To better understand the PS-AMO operator, I compute and
analyze its impulse response.
Figure compares the AMO impulse responses obtained with
the filters in equation (top) and equation (bottom).
Both are obtained with a value of and *v*_{p}=2.0 km/s, and are
kinematically equivalent.

Figure presents a similar comparison to
Figure for the case of converted waves. Here,
we use and *v*_{p}=2.0 km/s. Both impulse responses,
Figures and , also
illustrate the differences in the dynamic
behavior of the operator.
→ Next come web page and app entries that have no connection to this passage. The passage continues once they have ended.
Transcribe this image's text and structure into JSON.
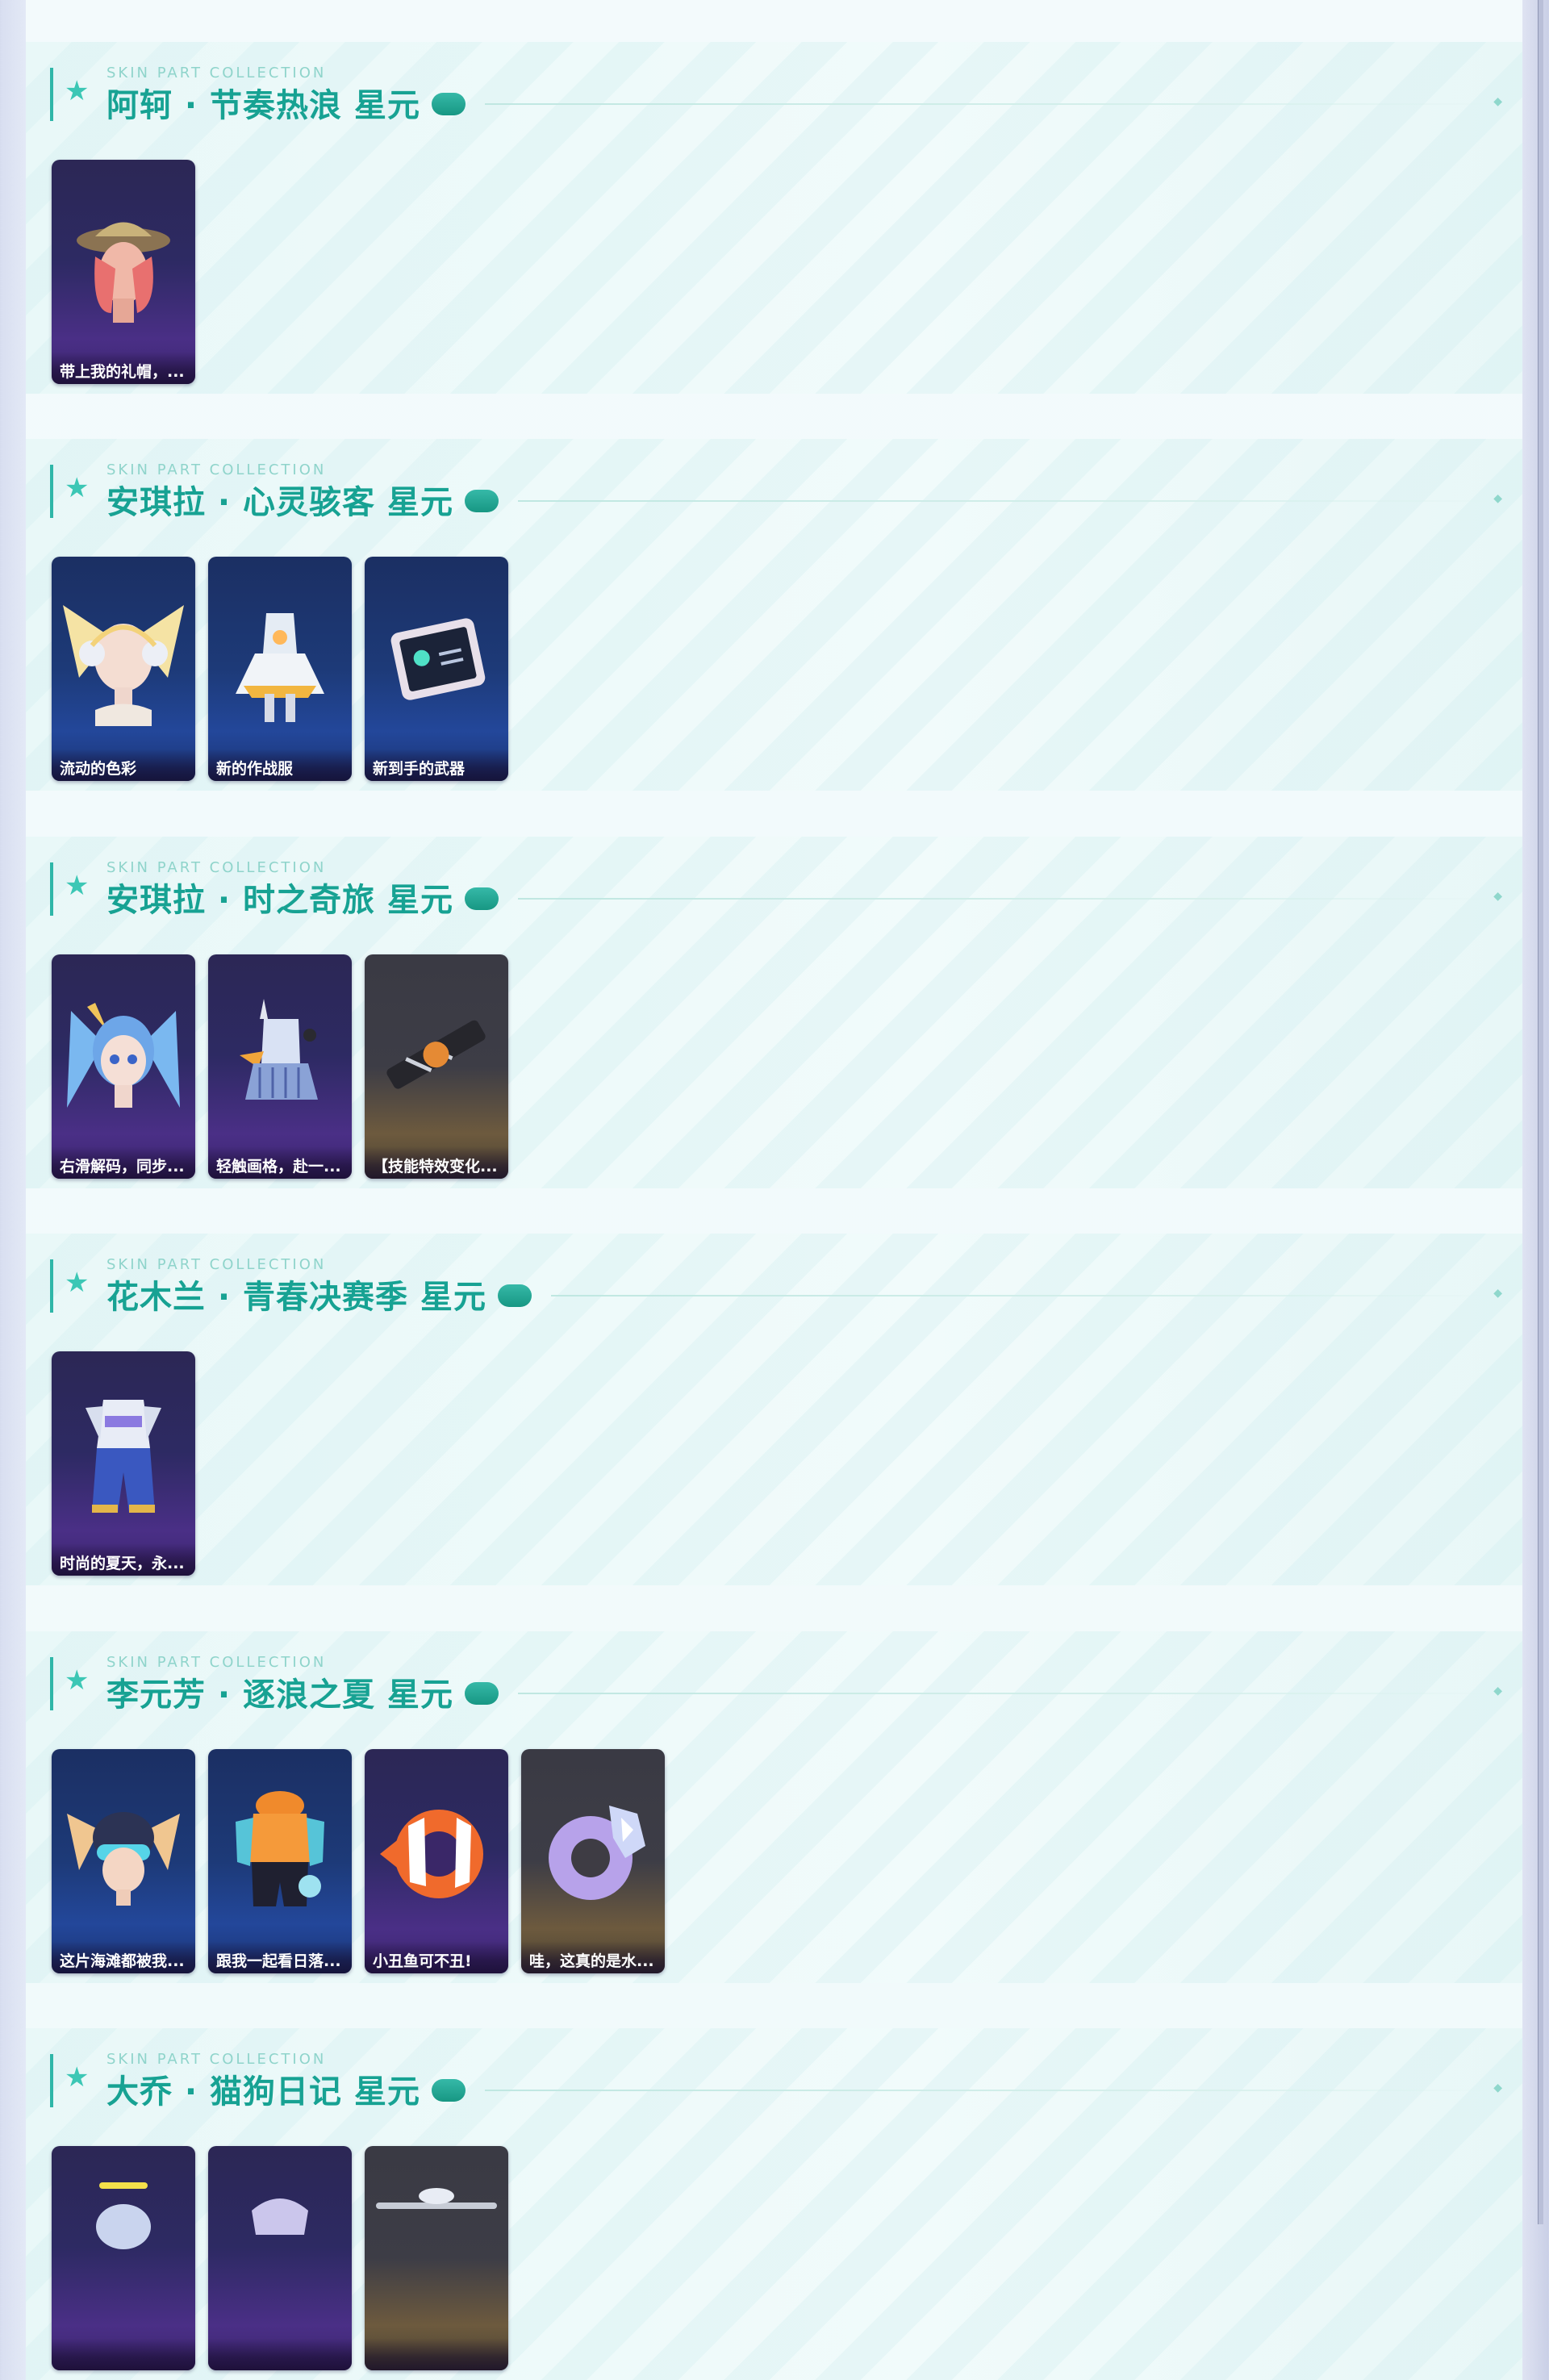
{
  "eyebrow": "SKIN PART COLLECTION",
  "colors": {
    "accent": "#17a293",
    "pill": "#1f9f8c",
    "card_purple": "#2d2a63",
    "card_blue": "#1d3a78",
    "card_dark": "#3d3d46"
  },
  "sections": [
    {
      "title": "阿轲 · 节奏热浪 星元",
      "cards": [
        {
          "caption": "带上我的礼帽，...",
          "icon": "character-head-hat-icon"
        }
      ]
    },
    {
      "title": "安琪拉 · 心灵骇客 星元",
      "cards": [
        {
          "caption": "流动的色彩",
          "icon": "character-head-headphones-icon"
        },
        {
          "caption": "新的作战服",
          "icon": "outfit-dress-icon"
        },
        {
          "caption": "新到手的武器",
          "icon": "tablet-weapon-icon"
        }
      ]
    },
    {
      "title": "安琪拉 · 时之奇旅 星元",
      "cards": [
        {
          "caption": "右滑解码，同步...",
          "icon": "character-head-twintail-icon"
        },
        {
          "caption": "轻触画格，赴一...",
          "icon": "outfit-skirt-icon"
        },
        {
          "caption": "【技能特效变化...",
          "icon": "weapon-blade-icon"
        }
      ]
    },
    {
      "title": "花木兰 · 青春决赛季 星元",
      "cards": [
        {
          "caption": "时尚的夏天，永...",
          "icon": "outfit-sport-icon"
        }
      ]
    },
    {
      "title": "李元芳 · 逐浪之夏 星元",
      "cards": [
        {
          "caption": "这片海滩都被我...",
          "icon": "character-head-goggles-icon"
        },
        {
          "caption": "跟我一起看日落...",
          "icon": "outfit-beach-icon"
        },
        {
          "caption": "小丑鱼可不丑!",
          "icon": "clownfish-ring-icon"
        },
        {
          "caption": "哇，这真的是水...",
          "icon": "crystal-ring-icon"
        }
      ]
    },
    {
      "title": "大乔 · 猫狗日记 星元",
      "cards": [
        {
          "caption": "",
          "icon": "character-head-cat-icon"
        },
        {
          "caption": "",
          "icon": "outfit-cat-icon"
        },
        {
          "caption": "",
          "icon": "weapon-staff-icon"
        }
      ]
    }
  ]
}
The top panels for both figures show
the impulse responses using the operator from equation , which is
based on the known PS-DMO operator of Xu et al. (2001). In contrast,
the bottom panels show the PS-AMO operator
from equation , which is based on
the new PS-DMO operator, presented in Chapter 2, equivalent to the Zhou et al. (1996) PP-DMO operator.
The arrows in Figures and show that
the operator from equation has stronger amplitudes
for steeply dipping events than the operator from equation .
The area marked by the oval in the bottom panel for both
Figures and
shows that impulse response for the PS-AMO operator
is not center at zero inline and crossline midpoint location, as
it is the case of the PP-AMO operator.

Figure 2

Figure 3

Figure shows two important characteristics of PS-AMO. First, the PS-AMO operator is asymmetric because of the difference between the downgoing and upgoing raypaths. Second, the PS-AMO operator varies with respect to traveltime, even for a constant velocity medium; this behavior is caused by all the non-linear dependencies of the PS-AMO operator with respect to traveltime, P velocity, and . The vertical variation of the lateral shift reflects that the lateral displacement between the CMP and CRP also varies with the traveltime. Both characteristics are intrinsic of converted-wave data.

Figure 4

12/14/2006